Go through the listing and pick out each line with the word "data" in it.

....................

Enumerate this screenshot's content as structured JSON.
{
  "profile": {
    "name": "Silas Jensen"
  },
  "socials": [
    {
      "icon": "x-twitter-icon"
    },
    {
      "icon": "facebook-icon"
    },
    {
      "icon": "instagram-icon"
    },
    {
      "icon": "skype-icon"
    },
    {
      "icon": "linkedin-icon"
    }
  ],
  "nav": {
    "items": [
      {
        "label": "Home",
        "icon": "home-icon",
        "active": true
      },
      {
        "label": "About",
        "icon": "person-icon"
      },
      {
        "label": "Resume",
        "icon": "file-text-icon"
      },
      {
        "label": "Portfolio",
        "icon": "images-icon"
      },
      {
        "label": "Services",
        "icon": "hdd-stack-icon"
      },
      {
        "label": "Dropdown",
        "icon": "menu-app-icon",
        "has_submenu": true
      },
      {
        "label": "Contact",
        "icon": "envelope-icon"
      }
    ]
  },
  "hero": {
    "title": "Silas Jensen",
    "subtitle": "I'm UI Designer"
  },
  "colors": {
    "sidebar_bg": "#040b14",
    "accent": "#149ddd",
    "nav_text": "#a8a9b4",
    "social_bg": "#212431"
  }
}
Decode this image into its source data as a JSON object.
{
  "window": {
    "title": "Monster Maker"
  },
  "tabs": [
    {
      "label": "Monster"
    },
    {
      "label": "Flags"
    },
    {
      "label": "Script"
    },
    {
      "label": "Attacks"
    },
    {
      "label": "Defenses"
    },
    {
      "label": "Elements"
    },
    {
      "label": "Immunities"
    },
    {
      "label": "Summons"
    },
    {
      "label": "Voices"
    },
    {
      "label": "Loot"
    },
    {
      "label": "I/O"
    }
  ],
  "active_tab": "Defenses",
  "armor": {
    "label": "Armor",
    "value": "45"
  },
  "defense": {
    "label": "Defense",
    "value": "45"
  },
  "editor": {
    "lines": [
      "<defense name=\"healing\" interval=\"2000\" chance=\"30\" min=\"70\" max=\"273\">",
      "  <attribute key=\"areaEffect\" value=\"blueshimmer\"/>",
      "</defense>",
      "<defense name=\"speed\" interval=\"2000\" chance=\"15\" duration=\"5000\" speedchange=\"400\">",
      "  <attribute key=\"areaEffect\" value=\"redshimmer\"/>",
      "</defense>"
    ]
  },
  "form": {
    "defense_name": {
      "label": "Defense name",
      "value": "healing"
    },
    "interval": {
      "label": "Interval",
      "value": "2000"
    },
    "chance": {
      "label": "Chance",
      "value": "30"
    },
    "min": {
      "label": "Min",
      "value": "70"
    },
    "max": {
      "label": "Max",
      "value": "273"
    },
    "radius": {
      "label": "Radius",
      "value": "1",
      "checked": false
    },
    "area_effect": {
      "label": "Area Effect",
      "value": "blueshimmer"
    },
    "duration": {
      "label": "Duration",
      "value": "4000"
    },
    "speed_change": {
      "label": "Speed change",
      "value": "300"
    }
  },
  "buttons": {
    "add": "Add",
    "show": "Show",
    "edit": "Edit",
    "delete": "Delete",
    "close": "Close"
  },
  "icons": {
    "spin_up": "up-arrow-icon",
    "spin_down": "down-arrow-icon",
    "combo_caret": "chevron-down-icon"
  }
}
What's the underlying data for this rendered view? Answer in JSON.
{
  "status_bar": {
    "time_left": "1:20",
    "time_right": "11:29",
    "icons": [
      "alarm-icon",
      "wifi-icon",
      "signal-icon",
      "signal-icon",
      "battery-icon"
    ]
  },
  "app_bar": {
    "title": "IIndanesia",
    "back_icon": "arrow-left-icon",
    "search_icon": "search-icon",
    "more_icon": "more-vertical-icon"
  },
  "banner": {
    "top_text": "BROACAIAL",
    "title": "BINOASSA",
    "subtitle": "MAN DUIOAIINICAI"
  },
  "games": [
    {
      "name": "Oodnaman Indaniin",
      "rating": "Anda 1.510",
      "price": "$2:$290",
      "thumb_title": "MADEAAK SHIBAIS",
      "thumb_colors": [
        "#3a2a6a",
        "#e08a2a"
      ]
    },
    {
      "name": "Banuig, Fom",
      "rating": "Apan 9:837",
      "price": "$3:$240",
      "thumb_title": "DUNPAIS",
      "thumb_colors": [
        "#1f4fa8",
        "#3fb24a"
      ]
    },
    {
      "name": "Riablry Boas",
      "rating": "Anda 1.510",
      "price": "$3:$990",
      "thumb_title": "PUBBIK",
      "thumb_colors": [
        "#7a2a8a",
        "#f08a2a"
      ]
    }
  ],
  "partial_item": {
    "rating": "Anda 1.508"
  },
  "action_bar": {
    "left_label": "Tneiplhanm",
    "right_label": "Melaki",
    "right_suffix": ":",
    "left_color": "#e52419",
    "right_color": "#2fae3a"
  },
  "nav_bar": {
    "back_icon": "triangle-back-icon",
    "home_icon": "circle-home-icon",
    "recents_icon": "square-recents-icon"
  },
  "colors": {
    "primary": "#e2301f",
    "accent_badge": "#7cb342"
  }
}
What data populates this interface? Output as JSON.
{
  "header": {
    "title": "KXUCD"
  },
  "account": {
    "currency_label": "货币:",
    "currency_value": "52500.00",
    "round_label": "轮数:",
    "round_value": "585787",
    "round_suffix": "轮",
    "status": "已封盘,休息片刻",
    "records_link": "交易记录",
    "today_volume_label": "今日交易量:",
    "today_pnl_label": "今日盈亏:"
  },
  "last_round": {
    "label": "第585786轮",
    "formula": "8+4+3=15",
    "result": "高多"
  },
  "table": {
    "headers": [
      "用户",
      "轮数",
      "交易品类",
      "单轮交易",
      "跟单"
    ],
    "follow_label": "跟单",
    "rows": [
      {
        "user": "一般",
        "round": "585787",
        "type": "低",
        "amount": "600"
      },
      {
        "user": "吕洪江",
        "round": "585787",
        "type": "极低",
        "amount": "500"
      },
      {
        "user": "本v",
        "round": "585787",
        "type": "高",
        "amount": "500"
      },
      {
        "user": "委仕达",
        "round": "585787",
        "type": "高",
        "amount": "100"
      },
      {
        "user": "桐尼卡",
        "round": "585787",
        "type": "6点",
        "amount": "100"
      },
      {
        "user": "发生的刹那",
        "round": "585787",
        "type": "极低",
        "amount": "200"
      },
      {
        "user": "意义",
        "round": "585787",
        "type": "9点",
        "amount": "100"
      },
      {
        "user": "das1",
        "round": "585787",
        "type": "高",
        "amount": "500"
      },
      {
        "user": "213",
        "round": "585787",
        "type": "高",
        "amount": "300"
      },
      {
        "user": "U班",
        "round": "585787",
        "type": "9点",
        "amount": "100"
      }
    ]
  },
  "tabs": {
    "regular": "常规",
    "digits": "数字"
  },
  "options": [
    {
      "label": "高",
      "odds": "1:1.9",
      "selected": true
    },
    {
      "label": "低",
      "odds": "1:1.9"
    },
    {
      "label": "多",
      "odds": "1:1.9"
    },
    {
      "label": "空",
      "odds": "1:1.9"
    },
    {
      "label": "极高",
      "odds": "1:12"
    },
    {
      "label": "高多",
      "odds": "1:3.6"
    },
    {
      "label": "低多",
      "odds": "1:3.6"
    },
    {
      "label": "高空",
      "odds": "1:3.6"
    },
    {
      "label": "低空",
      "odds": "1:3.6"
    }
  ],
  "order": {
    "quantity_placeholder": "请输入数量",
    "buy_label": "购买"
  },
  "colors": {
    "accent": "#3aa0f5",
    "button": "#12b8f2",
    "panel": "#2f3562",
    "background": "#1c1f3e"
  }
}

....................

The answer:
Decode this image into its source data as a JSON object.
What's the underlying data for this rendered view? Answer in JSON.
What data populates this interface? Output as JSON.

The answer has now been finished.